* [WORK ITEM]:
Every line below that has the string "title" needs to be copied.

━━ DATA SUPPLIED ━━

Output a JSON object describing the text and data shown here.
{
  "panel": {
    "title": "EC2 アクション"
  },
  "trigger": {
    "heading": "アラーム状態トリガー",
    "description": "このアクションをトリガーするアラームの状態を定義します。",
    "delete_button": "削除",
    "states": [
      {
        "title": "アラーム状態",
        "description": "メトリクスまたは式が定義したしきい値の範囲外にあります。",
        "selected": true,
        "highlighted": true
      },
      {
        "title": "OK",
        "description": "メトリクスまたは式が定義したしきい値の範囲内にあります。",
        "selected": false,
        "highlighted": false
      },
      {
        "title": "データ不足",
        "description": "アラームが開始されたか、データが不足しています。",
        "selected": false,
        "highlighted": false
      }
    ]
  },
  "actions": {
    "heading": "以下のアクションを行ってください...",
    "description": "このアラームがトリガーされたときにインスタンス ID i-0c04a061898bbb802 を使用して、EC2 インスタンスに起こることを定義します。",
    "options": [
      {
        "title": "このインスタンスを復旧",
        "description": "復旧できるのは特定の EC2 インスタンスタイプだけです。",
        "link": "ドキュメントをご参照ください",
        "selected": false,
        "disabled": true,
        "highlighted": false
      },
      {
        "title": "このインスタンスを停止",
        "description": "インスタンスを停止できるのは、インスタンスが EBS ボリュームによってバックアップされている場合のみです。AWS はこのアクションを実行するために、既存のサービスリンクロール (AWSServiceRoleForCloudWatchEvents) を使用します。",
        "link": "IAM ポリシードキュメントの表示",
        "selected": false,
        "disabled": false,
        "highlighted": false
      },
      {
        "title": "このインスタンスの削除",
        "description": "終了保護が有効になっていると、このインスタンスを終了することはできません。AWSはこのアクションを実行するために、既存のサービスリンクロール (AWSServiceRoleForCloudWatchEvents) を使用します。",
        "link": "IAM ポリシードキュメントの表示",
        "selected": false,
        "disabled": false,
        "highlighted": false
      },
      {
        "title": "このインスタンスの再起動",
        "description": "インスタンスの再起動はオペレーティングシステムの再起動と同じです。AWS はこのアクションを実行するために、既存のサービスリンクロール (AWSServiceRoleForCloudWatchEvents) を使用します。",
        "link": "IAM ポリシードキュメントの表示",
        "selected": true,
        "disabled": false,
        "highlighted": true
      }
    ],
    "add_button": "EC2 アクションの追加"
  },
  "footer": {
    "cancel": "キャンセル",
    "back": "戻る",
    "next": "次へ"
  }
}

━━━

* [ANSWER SECTION]:
    "title": "EC2 アクション"
        "title": "アラーム状態",
        "title": "OK",
        "title": "データ不足",
        "title": "このインスタンスを復旧",
        "title": "このインスタンスを停止",
        "title": "このインスタンスの削除",
        "title": "このインスタンスの再起動",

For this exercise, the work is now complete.